[The] Supreme Court ruled that the relationship between a woman and her doctor was a private affair, not subject to governmental interference. Written by Justice Harry A. Blackmun, the ruling declared that the guarantee of liberty in the 14th Amendment to the U.S. Constitution extends a right to privacy “broad enough to encompass a woman’s decision whether or not to terminate her pregnancy.”
Blackmun left room for individual states to regulate the practice of abortion, which abortion foes have been exploiting ever since, passing laws against late-term abortions, imposing parental consent for minors, or requiring counseling, or ultrasound procedures before approving an abortion.

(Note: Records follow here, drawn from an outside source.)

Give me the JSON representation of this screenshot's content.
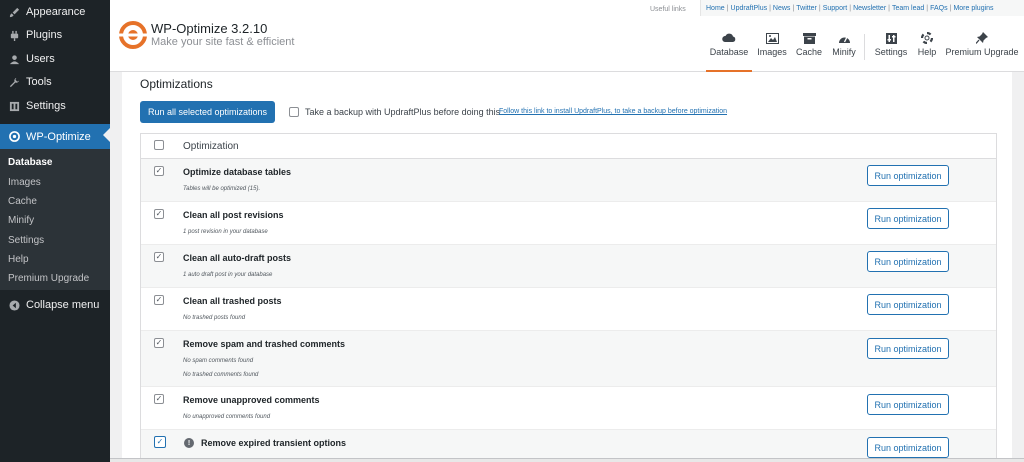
{
  "sidebar": {
    "items": [
      {
        "label": "Appearance",
        "icon": "paintbrush-icon"
      },
      {
        "label": "Plugins",
        "icon": "plugin-icon"
      },
      {
        "label": "Users",
        "icon": "users-icon"
      },
      {
        "label": "Tools",
        "icon": "wrench-icon"
      },
      {
        "label": "Settings",
        "icon": "settings-icon"
      },
      {
        "label": "WP-Optimize",
        "icon": "wp-optimize-icon"
      }
    ],
    "submenu": [
      "Database",
      "Images",
      "Cache",
      "Minify",
      "Settings",
      "Help",
      "Premium Upgrade"
    ],
    "collapse_label": "Collapse menu"
  },
  "header": {
    "title": "WP-Optimize 3.2.10",
    "subtitle": "Make your site fast & efficient",
    "useful_links_label": "Useful links",
    "links": [
      "Home",
      "UpdraftPlus",
      "News",
      "Twitter",
      "Support",
      "Newsletter",
      "Team lead",
      "FAQs",
      "More plugins"
    ],
    "tabs": [
      "Database",
      "Images",
      "Cache",
      "Minify",
      "Settings",
      "Help",
      "Premium Upgrade"
    ],
    "accent_color": "#e67229"
  },
  "main": {
    "section_title": "Optimizations",
    "run_all_label": "Run all selected optimizations",
    "backup_text": "Take a backup with UpdraftPlus before doing this",
    "backup_link": "Follow this link to install UpdraftPlus, to take a backup before optimization",
    "table_header": "Optimization",
    "run_label": "Run optimization",
    "rows": [
      {
        "title": "Optimize database tables",
        "info": [
          "Tables will be optimized (15)."
        ]
      },
      {
        "title": "Clean all post revisions",
        "info": [
          "1 post revision in your database"
        ]
      },
      {
        "title": "Clean all auto-draft posts",
        "info": [
          "1 auto draft post in your database"
        ]
      },
      {
        "title": "Clean all trashed posts",
        "info": [
          "No trashed posts found"
        ]
      },
      {
        "title": "Remove spam and trashed comments",
        "info": [
          "No spam comments found",
          "No trashed comments found"
        ]
      },
      {
        "title": "Remove unapproved comments",
        "info": [
          "No unapproved comments found"
        ]
      },
      {
        "title": "Remove expired transient options",
        "info": []
      }
    ]
  }
}
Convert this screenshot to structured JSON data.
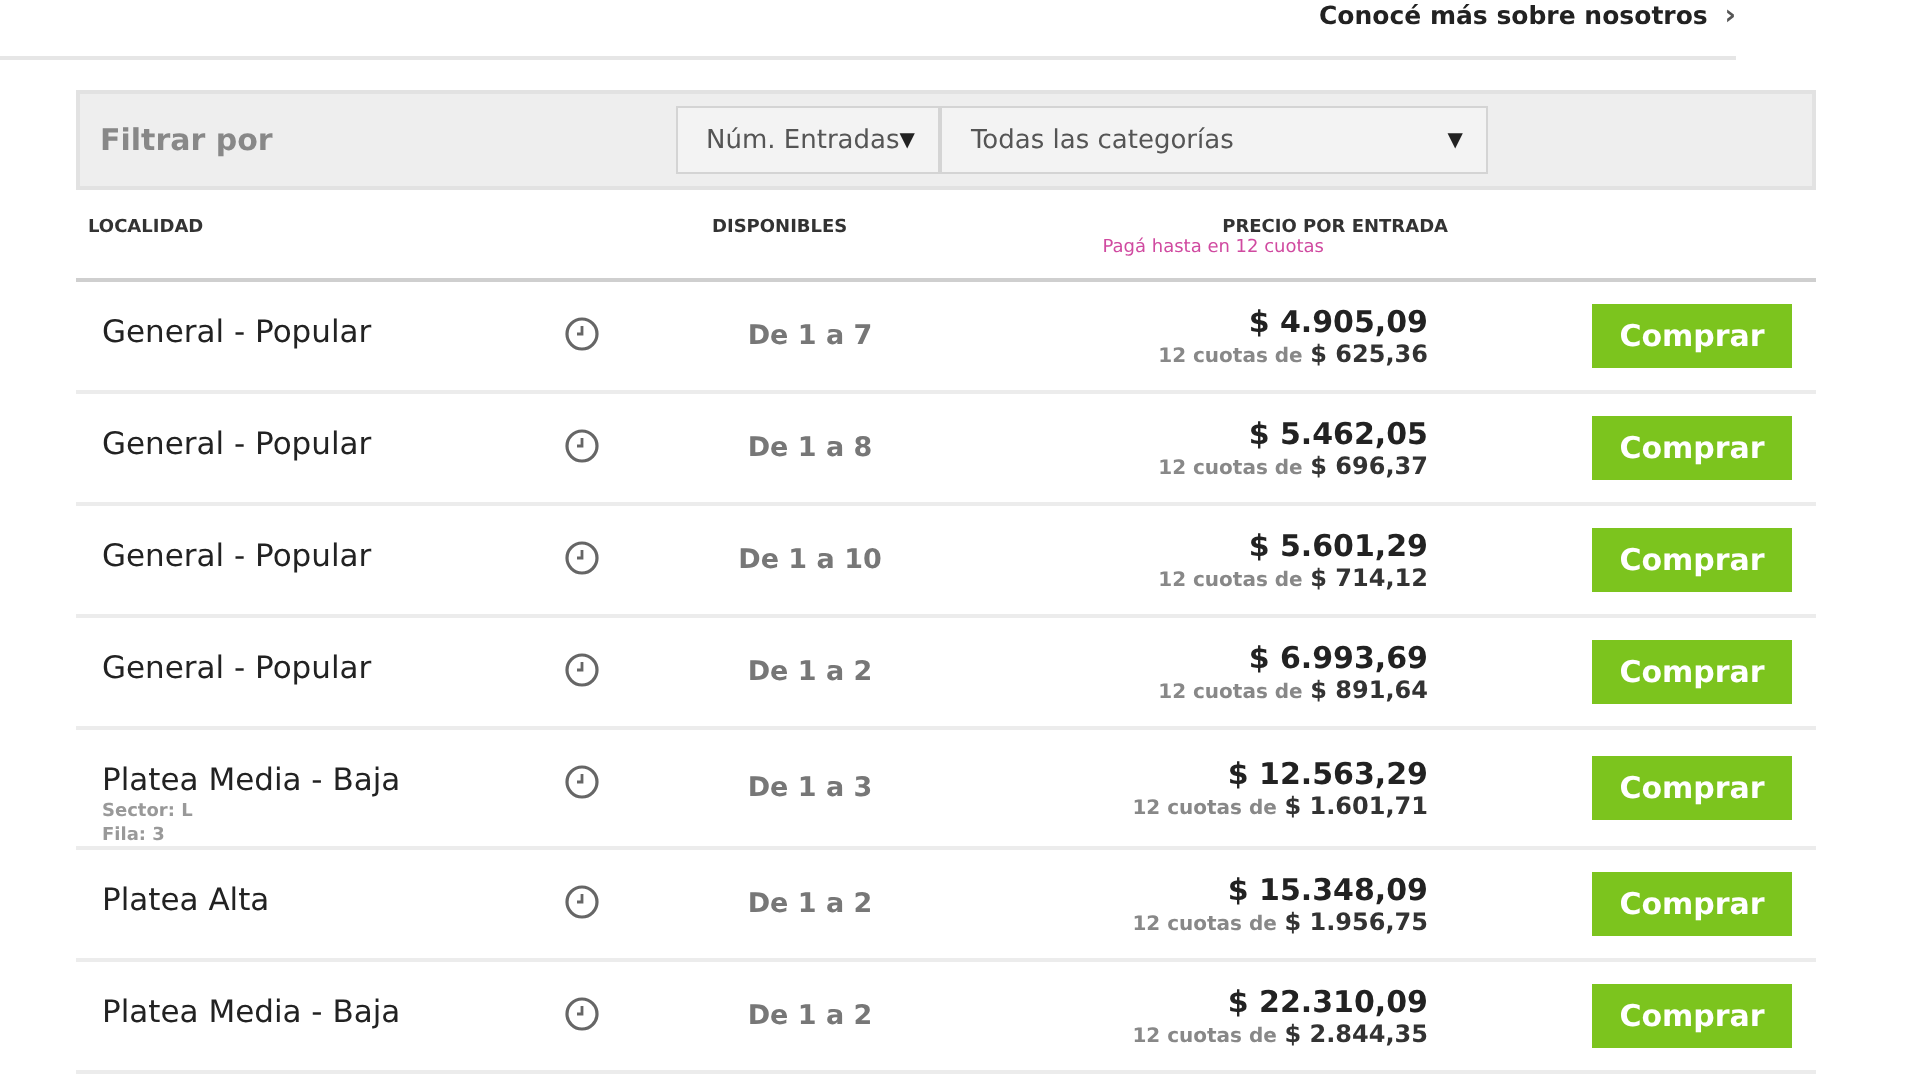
{
  "top_link": {
    "label": "Conocé más sobre nosotros",
    "chevron": "›"
  },
  "filter": {
    "label": "Filtrar por",
    "selects": [
      {
        "value": "Núm. Entradas",
        "caret": "▼"
      },
      {
        "value": "Todas las categorías",
        "caret": "▼"
      }
    ]
  },
  "columns": {
    "location": "LOCALIDAD",
    "available": "DISPONIBLES",
    "price": "PRECIO POR ENTRADA",
    "price_note": "Pagá hasta en 12 cuotas"
  },
  "rows": [
    {
      "name": "General - Popular",
      "available": "De 1 a 7",
      "price": "$ 4.905,09",
      "installments_label": "12 cuotas de",
      "installment": "$ 625,36",
      "button": "Comprar"
    },
    {
      "name": "General - Popular",
      "available": "De 1 a 8",
      "price": "$ 5.462,05",
      "installments_label": "12 cuotas de",
      "installment": "$ 696,37",
      "button": "Comprar"
    },
    {
      "name": "General - Popular",
      "available": "De 1 a 10",
      "price": "$ 5.601,29",
      "installments_label": "12 cuotas de",
      "installment": "$ 714,12",
      "button": "Comprar"
    },
    {
      "name": "General - Popular",
      "available": "De 1 a 2",
      "price": "$ 6.993,69",
      "installments_label": "12 cuotas de",
      "installment": "$ 891,64",
      "button": "Comprar"
    },
    {
      "name": "Platea Media - Baja",
      "details": [
        "Sector: L",
        "Fila: 3"
      ],
      "available": "De 1 a 3",
      "price": "$ 12.563,29",
      "installments_label": "12 cuotas de",
      "installment": "$ 1.601,71",
      "button": "Comprar"
    },
    {
      "name": "Platea Alta",
      "available": "De 1 a 2",
      "price": "$ 15.348,09",
      "installments_label": "12 cuotas de",
      "installment": "$ 1.956,75",
      "button": "Comprar"
    },
    {
      "name": "Platea Media - Baja",
      "available": "De 1 a 2",
      "price": "$ 22.310,09",
      "installments_label": "12 cuotas de",
      "installment": "$ 2.844,35",
      "button": "Comprar"
    }
  ]
}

Anti-abortion activists make appeals to both religion and science to justify their goal of turning back the clock on Roe v. Wade. Though the Bible never speaks explicitly about the sinfulness of ending a pregnancy, those who oppose abortion will quote such passages as Matthew 10:30 that assures us that God knows us so well that all the hairs on our heads are counted. They also use the beautiful words of Jeremiah 1:5: “Before I formed you in the womb I knew you, and before you were born I consecrated you; I appointed you a prophet to the nations,” which, in context, refers only to Jeremiah himself. Psalm 139:13 is also a favorite: “For it was you who formed my inward parts; you knit me together in my mother’s womb,” which, again, is the psalmist’s personal poem to God and not a universal declaration. The scientific battle over whether life begins at conception or at birth continues unabated, but the viability of the fetus outside of the womb seems to win when all is said and done.

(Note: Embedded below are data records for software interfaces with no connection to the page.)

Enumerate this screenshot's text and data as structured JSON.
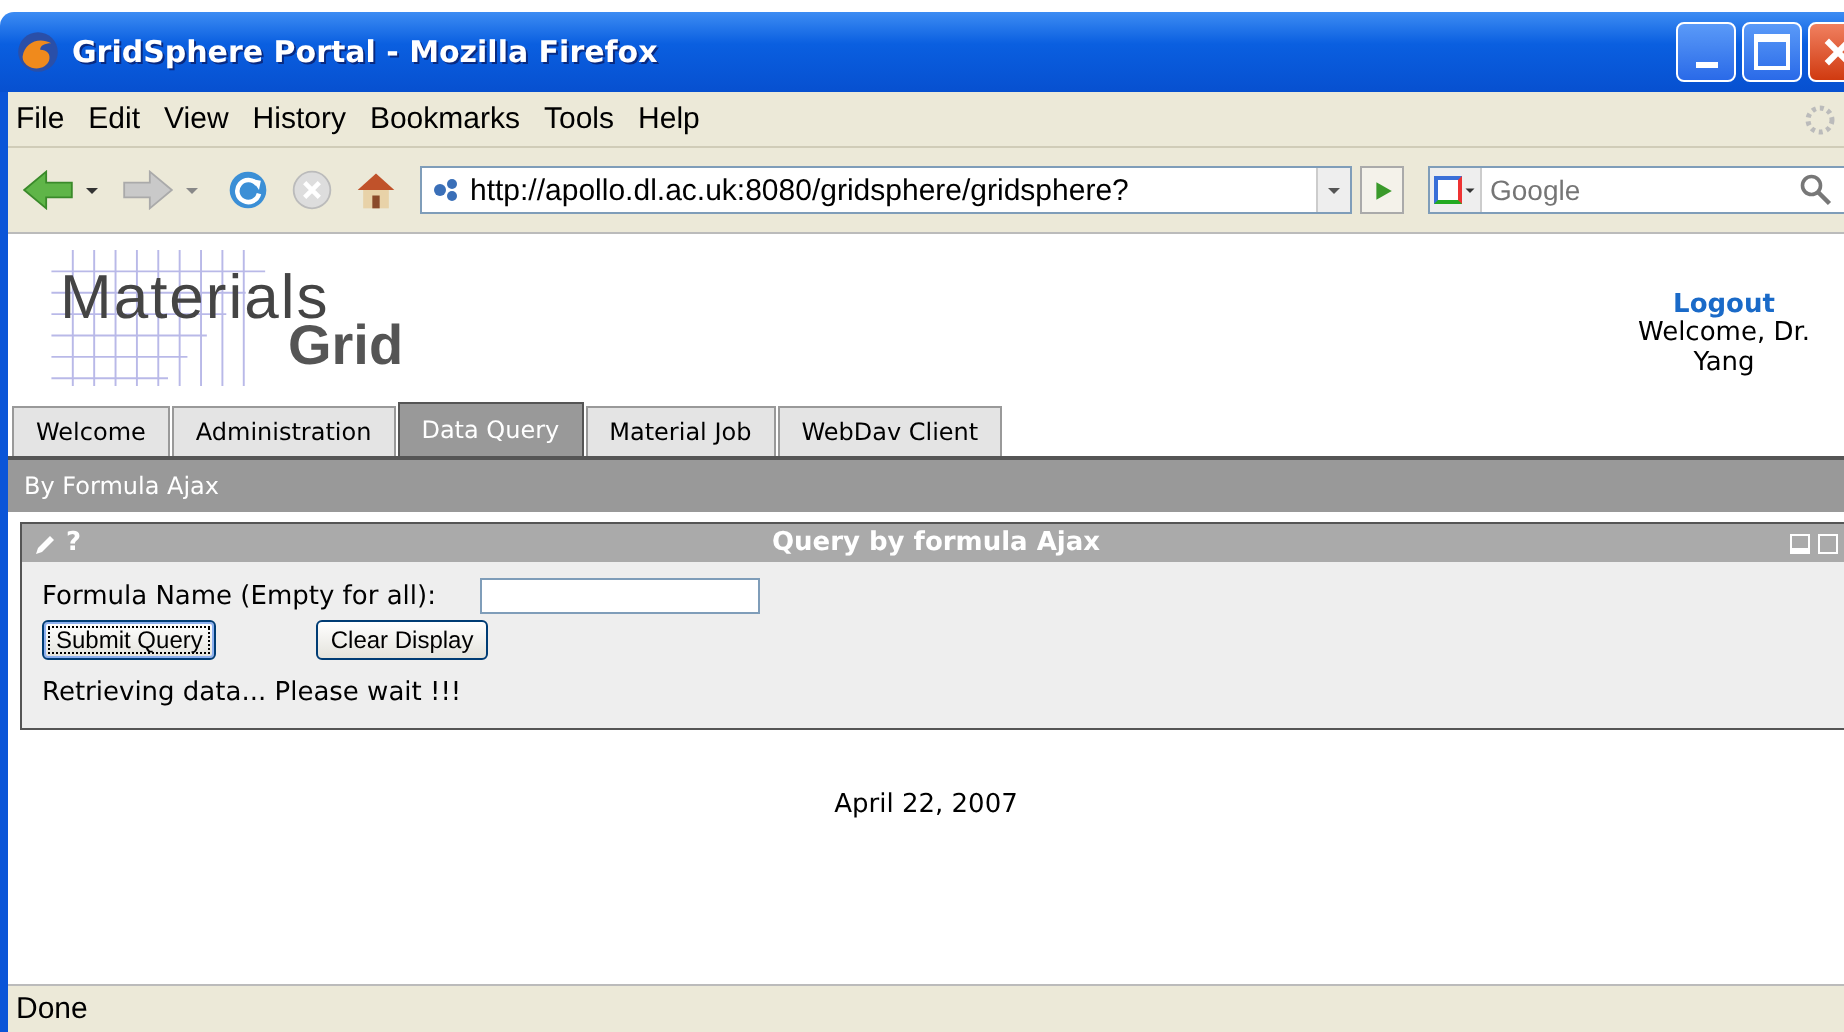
{
  "window": {
    "title": "GridSphere Portal - Mozilla Firefox"
  },
  "menu": [
    "File",
    "Edit",
    "View",
    "History",
    "Bookmarks",
    "Tools",
    "Help"
  ],
  "address_bar": {
    "value": "http://apollo.dl.ac.uk:8080/gridsphere/gridsphere?"
  },
  "search": {
    "placeholder": "Google"
  },
  "header": {
    "logo_top": "Materials",
    "logo_bottom": "Grid",
    "logout": "Logout",
    "welcome": "Welcome, Dr. Yang"
  },
  "tabs": [
    {
      "label": "Welcome",
      "selected": false
    },
    {
      "label": "Administration",
      "selected": false
    },
    {
      "label": "Data Query",
      "selected": true
    },
    {
      "label": "Material Job",
      "selected": false
    },
    {
      "label": "WebDav Client",
      "selected": false
    }
  ],
  "subnav": [
    "By Formula Ajax"
  ],
  "portlet": {
    "title": "Query by formula Ajax",
    "help": "?",
    "field_label": "Formula Name (Empty for all):",
    "buttons": [
      "Submit Query",
      "Clear Display"
    ],
    "message": "Retrieving data... Please wait !!!"
  },
  "footer": "April 22, 2007",
  "status_bar": "Done"
}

With such weak arguments against abortion, though loudly and constantly made by the religious right, there must certainly be a deeper reason for the veracity of the passion on the anti-abortion side. I believe the answer lies in misogyny. History has witnessed how men have tried to control women – owning them as property, withholding basic human rights and even the right to vote. As the “weaker sex” women were to be protected from the big, bad world – and especially protected from themselves. Giving them ultimate control over their bodies would mean total anarchy. The act of denying the right to abortion is yet another act of misogyny – showing little concern for the woman’s independence, quality of life, or well-being.
However, between the two extremes of virulently pro- or anti- abortion factions fall many people like me. Thankfully, I’ve never been faced with the agonizing decision whether or not to terminate a pregnancy. A poll taken last September by NBC News and the Wall Street Journal revealed the deep struggle Americans have over this issue. Forty-nine percent said abortion should be legal either all or most of the time while 47 percent believe abortion should be illegal with few or no exceptions. The majority then, 61 percent, struggle in that paradoxical area where they believe in choice with some restrictions or no choice with a few exceptions. No matter what camp we might declare ourselves in, most of us agree that abortion is never a decision to be taken lightly or made without heart-wrenching thought and prayer.
On this anniversary of Roe v. Wade, it is this small patch of common ground that should be our focus. Let us continue to struggle together to meet both the needs and desires of the mother, as well as keep in mind what will be best for the new life that hangs in the balance.
Cross-posted from Religion Dispatches